If you look at the fourth result, which for me (remember personalization becomes a factor in what is shown) is https://www.reliablesoft.net/what-is-search-engine-optimization-and-why-is-it-important/ you will notice that page uses a question & answer format at the top as well. In some cases, even sites that rank on the bottom half of the first page can end up in the zero position, when using the right content format. In this case, it is likely that since the first page outranks the second page using a similar format, that it is the one be displayed. That means rankings are still important but only part of the equation.

Either way, here are five steps you should implement to increase your chances of ranking in the zero spot.

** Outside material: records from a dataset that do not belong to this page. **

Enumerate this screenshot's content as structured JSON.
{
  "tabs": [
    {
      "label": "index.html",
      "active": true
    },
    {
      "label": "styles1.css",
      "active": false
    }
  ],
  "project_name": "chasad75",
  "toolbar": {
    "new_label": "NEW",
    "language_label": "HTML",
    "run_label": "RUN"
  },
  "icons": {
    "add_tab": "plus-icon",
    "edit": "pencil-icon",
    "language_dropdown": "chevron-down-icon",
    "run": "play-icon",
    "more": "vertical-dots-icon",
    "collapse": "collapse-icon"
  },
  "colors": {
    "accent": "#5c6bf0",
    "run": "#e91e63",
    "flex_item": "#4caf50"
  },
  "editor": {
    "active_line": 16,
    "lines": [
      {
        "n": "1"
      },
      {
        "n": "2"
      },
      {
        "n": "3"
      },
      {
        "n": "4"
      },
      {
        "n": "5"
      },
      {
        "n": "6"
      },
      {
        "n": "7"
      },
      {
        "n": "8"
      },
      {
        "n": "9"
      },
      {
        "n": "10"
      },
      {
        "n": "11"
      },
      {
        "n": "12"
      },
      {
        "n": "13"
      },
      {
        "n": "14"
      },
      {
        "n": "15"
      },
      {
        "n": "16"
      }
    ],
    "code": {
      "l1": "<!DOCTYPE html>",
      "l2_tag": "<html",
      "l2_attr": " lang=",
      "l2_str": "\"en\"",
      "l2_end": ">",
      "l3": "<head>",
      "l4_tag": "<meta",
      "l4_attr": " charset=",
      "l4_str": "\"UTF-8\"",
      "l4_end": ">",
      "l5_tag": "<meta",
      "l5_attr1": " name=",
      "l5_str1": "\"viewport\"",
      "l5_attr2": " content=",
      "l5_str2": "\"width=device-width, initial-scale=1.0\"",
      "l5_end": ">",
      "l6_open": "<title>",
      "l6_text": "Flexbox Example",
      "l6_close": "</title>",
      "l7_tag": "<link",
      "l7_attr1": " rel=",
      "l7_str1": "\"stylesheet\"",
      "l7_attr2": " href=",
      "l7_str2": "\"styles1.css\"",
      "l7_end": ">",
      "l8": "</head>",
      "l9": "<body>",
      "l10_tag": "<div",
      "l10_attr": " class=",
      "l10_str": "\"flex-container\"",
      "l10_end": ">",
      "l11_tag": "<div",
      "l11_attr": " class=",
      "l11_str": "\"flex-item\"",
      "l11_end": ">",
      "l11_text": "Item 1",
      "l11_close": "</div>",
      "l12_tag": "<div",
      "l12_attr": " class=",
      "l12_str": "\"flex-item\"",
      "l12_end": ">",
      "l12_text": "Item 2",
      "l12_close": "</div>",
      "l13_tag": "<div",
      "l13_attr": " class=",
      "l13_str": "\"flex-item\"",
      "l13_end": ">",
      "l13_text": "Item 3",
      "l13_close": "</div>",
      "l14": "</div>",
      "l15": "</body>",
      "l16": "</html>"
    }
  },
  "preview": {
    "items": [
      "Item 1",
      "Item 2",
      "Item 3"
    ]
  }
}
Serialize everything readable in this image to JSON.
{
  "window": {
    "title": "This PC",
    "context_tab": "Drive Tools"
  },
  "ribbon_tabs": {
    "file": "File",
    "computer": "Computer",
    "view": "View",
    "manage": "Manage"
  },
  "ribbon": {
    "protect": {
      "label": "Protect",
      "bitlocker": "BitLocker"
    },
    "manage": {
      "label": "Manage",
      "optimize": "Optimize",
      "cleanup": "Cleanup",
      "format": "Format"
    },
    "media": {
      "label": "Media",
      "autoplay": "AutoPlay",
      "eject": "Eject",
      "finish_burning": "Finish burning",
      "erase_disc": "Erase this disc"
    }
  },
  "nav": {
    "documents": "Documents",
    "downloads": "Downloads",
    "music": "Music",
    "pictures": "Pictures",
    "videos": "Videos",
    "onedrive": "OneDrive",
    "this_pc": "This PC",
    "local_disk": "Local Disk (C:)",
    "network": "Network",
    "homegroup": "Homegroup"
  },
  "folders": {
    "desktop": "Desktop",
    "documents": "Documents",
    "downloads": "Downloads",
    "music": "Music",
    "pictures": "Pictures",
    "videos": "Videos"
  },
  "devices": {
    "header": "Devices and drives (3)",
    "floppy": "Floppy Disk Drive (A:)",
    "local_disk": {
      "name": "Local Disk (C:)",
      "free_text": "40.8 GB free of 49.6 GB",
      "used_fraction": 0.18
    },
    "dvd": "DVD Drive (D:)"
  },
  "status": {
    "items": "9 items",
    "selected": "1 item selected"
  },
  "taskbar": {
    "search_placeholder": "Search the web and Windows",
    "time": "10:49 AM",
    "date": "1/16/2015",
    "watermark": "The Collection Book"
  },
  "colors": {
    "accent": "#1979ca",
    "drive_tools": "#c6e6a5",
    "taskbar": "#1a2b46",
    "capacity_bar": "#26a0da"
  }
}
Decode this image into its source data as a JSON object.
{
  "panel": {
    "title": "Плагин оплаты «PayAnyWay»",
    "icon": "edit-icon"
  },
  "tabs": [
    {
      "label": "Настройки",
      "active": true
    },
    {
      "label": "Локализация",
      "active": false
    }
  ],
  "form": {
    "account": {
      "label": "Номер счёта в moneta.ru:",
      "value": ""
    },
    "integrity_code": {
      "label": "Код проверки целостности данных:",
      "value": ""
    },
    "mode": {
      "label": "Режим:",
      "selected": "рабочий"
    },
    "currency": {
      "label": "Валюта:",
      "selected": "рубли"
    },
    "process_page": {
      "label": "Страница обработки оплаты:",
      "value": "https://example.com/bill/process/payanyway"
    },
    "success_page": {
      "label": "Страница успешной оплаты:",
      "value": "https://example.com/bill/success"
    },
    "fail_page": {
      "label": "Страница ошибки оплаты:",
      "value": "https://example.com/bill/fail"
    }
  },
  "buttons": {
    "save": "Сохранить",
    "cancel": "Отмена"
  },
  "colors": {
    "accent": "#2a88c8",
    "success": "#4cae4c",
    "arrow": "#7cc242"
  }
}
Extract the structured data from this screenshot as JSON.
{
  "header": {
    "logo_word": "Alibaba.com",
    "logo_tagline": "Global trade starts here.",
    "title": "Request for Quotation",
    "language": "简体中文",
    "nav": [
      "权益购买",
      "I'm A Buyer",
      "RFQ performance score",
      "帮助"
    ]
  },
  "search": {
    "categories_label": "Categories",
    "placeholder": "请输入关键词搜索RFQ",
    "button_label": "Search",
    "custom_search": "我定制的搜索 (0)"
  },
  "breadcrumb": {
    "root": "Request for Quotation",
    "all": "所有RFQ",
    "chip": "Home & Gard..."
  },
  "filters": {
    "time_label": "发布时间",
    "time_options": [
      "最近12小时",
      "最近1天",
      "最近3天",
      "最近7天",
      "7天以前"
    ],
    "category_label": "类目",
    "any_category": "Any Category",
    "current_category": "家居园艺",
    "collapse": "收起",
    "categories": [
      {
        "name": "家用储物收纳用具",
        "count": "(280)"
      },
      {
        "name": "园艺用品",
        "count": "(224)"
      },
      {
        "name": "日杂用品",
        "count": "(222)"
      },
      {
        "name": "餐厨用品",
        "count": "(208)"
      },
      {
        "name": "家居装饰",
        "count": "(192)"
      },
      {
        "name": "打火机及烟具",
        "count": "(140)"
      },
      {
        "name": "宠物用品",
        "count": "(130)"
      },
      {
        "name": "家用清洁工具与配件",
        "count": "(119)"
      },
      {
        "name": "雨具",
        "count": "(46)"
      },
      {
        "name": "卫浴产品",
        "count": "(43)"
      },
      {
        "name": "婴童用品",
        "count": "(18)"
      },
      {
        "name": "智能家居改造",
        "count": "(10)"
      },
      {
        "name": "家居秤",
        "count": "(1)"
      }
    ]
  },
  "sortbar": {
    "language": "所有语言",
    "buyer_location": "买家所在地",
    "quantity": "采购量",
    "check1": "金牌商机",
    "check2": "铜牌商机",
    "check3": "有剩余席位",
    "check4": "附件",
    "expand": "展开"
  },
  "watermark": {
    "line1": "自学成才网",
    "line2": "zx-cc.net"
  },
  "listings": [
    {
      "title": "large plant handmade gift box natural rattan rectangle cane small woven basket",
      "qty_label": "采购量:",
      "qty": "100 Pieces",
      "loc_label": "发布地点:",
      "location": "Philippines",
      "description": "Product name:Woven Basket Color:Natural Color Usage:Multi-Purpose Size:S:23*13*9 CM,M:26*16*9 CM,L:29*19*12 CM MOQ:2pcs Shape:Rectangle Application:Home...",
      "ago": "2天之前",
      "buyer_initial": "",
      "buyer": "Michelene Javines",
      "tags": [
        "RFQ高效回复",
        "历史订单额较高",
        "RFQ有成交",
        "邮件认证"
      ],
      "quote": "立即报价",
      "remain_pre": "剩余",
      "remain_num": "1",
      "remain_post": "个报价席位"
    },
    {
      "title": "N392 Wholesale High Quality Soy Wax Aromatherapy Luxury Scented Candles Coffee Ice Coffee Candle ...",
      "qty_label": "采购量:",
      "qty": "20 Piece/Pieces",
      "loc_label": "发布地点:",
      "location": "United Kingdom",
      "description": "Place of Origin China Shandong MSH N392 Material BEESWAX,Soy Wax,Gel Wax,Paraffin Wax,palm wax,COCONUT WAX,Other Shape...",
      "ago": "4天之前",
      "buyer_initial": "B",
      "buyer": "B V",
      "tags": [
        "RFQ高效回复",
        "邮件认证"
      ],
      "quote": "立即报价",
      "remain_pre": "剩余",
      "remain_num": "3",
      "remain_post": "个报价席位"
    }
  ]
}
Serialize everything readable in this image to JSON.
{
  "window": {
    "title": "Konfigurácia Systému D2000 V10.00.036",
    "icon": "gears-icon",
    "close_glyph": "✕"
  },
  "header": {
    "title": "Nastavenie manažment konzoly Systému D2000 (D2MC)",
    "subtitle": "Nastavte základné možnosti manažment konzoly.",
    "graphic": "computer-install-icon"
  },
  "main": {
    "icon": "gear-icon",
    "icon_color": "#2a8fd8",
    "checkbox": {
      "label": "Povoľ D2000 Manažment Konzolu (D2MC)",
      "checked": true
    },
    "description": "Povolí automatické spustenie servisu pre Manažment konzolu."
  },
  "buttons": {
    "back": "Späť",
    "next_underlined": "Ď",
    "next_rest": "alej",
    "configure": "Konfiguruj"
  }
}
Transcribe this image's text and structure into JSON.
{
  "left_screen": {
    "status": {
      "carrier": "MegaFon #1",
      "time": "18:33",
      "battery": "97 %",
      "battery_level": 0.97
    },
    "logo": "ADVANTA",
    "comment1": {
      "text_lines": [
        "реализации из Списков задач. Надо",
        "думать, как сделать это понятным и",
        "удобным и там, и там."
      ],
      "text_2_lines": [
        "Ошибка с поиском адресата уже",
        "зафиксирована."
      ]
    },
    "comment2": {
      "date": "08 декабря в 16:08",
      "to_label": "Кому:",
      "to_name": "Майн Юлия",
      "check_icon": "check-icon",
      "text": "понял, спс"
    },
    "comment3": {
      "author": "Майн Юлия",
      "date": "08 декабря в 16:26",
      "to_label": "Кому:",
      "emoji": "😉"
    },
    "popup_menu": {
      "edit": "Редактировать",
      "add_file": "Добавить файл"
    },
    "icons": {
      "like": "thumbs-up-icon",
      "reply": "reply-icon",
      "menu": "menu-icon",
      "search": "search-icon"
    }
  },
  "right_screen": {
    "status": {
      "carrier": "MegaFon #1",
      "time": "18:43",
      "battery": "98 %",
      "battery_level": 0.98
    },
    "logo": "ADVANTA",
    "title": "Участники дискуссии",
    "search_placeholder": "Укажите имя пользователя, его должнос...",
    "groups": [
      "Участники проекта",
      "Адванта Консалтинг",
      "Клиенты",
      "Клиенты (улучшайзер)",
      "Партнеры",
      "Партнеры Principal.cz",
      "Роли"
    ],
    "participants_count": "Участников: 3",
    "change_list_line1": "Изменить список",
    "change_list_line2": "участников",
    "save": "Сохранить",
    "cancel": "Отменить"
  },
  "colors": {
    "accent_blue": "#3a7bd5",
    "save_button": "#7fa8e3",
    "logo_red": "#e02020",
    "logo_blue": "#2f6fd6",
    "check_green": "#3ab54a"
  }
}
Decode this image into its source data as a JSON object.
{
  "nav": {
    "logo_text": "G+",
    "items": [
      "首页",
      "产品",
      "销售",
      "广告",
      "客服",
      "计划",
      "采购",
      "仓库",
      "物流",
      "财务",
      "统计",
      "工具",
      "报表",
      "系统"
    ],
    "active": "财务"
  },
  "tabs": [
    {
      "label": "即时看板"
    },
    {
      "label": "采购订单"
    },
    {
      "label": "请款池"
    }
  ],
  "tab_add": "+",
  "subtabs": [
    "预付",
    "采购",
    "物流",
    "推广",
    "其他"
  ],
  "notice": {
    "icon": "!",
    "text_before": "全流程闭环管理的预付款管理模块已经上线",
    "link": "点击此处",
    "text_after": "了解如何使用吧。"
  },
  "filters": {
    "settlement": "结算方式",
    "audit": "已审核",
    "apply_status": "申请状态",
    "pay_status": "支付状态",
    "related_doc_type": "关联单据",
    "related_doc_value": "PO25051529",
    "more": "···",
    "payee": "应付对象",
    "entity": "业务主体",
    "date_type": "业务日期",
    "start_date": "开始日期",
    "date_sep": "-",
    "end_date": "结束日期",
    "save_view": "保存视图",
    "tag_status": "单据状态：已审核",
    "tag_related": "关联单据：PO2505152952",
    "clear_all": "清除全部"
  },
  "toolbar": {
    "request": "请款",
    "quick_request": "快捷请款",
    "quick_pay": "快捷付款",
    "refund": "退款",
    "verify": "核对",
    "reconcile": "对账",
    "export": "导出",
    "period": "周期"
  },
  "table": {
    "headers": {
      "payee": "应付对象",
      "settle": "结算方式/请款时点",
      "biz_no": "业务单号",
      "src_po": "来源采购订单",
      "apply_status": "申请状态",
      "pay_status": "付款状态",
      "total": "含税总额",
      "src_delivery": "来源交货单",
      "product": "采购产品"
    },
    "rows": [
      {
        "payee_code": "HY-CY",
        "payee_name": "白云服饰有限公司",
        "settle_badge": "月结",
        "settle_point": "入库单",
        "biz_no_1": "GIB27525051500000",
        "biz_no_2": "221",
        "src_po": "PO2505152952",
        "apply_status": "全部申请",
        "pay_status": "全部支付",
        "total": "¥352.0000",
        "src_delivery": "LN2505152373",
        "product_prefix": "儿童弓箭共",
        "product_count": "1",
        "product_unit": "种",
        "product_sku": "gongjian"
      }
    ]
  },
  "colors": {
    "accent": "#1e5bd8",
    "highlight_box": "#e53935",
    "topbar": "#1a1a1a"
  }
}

Increasing Your Likelihood of Zero Rankings

 

    1. Content Layout: As noted above, asking a question and giving a brief answer that summarizes the content of the page is one of the first things you should implement. List formats and FAQ pages are also good candidates for the zero spot, just look at the results in your niche to determine if one is working better than the rest.

 

    1. Gather Questions: Why, how, and pricing questions are three areas that generate a lot of featured snippets. Using Google can help you uncover popular, related questions that you could also be answering in your content.

 

    1. Long-Form Content: Content exceeding 1,500 words is more likely to be shown as a featured snippet. It is not the length itself but rather the correlating factors. If your content is long form, you have the chance to answer more questions, increasing the likelihood of having the exact answer someone is searching for. In addition, the more informative your content is, the more likely it is to contain something of interest to a larger audience, triggering more shares, links and user engagement. So, don’t just write long posts for the sake of it, make sure you have 1,500 or more words of value, not just words.

 

    1. Become a Credible Source: While featured snippets have been pulled from sites ranking anywhere on the first page, they are very unlikely to come from sites not ranking in the top 10. While the actual position itself is not the main factor, the associated signals such as inbound links, user engagement and the overall “trustworthiness” of your site play all come into play. If Google is giving out answers, it best serves them to do so from credible sources. This is an area where numerous pieces of long-form content can also help. If you have 50 long-form content pieces on your site about dog food, chances are you’re a credible source of information. Remember, in the age of artificial intelligence, conclusions will be drawn from a compilation of data, not just a single page and query.

 

  1. Competitive Research: If you have your eye on the zero spot, the best thing you can do is conduct thorough research of your competitors that are taking up that spot. Here are a few questions to ask:
  • How long is the content?
  • What questions do they answer on the page ranking zero?
  • What related content on their site links to that ranking page?
  • What number and quality of sites are linking to their website and the ranking page?
  • What keywords related to that page do they rank in the top 10 for?
  • What questions could you answer that they have not?
  • Are there questions you could answer better?
  • How is their page formatted?

Once you gather all of that information, you should have the ammunition you need to create a strong page that has all the ingredients of a zero-spot ranking.